Medical office building planned for Lincoln Park

Crain's Chicago Business
Danny Ecker

A venture of Warren Baker wants to construct a medical office building on this site on Lincoln Park.
Photo by Danny Ecker

A Chicago developer wants to build a four-story medical office building in Lincoln Park with high visibility from the Kennedy Expressway.

A venture of developer Warren Baker applied to rezone the site at 1842-58 W. Webster Ave., just blocks from the city's new North Branch corridor redevelopment area.

Baker's tentative plan is to demolish the closed vehicle emissions testing facility on the site and replace it with a 101,905-square-foot office building designed for medical use.
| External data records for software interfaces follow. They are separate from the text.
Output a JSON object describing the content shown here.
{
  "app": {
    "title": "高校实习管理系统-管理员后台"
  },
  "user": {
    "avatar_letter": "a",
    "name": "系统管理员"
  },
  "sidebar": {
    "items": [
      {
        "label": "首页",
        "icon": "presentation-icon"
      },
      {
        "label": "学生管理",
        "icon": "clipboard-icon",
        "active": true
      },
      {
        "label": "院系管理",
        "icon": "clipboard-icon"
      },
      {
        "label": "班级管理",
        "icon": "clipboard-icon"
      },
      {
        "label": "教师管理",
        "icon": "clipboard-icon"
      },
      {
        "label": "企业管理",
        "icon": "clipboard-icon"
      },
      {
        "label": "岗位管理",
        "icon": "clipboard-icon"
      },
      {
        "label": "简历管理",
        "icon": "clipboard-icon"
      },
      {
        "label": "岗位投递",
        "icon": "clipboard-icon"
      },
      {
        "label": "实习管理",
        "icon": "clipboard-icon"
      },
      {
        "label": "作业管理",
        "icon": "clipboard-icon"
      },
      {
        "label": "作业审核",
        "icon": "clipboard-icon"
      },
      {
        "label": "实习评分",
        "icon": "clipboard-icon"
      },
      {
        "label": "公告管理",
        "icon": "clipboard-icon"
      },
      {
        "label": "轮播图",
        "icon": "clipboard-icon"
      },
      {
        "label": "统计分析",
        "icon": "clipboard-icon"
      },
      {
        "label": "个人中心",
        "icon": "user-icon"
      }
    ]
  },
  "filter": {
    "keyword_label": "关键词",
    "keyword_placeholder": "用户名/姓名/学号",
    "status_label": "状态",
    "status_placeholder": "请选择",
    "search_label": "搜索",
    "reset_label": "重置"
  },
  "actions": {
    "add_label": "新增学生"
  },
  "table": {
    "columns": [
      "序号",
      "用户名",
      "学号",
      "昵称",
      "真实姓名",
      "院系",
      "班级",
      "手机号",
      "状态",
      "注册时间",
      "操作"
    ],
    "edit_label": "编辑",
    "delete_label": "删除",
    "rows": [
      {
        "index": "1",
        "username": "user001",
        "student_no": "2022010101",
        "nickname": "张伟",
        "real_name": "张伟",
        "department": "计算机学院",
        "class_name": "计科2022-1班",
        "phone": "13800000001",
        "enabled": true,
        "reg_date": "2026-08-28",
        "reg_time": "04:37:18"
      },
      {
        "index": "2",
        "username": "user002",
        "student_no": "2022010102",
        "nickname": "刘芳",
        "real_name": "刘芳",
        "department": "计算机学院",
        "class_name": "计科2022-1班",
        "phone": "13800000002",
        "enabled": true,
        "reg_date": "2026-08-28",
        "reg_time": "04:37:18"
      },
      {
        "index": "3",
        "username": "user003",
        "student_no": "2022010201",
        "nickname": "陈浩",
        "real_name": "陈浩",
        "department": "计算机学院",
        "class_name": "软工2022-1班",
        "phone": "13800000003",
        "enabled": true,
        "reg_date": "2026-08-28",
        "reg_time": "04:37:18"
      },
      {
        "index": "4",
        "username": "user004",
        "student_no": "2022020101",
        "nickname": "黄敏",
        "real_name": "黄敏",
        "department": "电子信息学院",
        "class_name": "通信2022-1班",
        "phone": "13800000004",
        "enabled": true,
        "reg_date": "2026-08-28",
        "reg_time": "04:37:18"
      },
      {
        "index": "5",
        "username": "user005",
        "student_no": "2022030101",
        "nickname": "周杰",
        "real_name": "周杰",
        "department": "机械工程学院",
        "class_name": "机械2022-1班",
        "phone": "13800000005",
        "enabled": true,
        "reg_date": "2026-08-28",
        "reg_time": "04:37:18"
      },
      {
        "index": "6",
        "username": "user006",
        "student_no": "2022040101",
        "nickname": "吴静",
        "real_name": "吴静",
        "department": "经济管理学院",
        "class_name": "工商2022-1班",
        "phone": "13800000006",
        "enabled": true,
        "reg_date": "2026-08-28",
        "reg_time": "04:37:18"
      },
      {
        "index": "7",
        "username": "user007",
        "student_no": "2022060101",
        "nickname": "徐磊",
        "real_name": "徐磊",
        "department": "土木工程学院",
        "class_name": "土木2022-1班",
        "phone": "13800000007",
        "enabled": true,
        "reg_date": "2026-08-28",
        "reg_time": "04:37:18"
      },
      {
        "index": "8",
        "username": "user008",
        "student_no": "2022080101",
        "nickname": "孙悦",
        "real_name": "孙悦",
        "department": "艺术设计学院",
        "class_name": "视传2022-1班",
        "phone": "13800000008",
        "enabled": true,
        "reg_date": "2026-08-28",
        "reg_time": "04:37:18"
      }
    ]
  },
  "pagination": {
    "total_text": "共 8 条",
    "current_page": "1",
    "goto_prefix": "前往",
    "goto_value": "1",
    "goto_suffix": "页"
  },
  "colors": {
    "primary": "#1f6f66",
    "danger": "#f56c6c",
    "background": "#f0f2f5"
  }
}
"Our research tells us that medical use is underserved" in the western portion of Lincoln Park, Baker said. "There's a huge hole in the market and it's vastly underserved."

The proposal contemplates parking for 185 cars on the site, which is along the Metra track just east of the Kennedy, according to the application.

Baker paid about $5.6 million last month for the property, which has been unused since the Illinois Environmental Protection Agency closed the emissions testing center last fall. The state closed four testing sites, including two in Chicago, as a cost-saving measure.

Baker doesn't plan to start construction without an anchor tenant lined up and said he is targeting the city's major hospitals. He sees the site as a prime location because of its proximity to the expressway. ​

"If you want to build your brand and want people to know who you are and where you are, it doesn't get much better than that," he said.

The plan has surfaced as the city takes its first steps to relax zoning restrictions on the 3.7-mile North Branch corridor to allow new residential and retail development on 760 acres along the Chicago River stretching from Kinzie Street up to Fullerton Avenue near the emissions testing site. Those uses are currently banned.

Betting on a huge influx of residents gravitating toward the river, major developers like Sterling Bay have been snapping up property near the corridor's north end from various manufacturers that dominated the area for decades.Baker also is behind a separate project near the corridor. His firm is redeveloping an office building between the river and the Horween Leather tannery just south of Webster Street.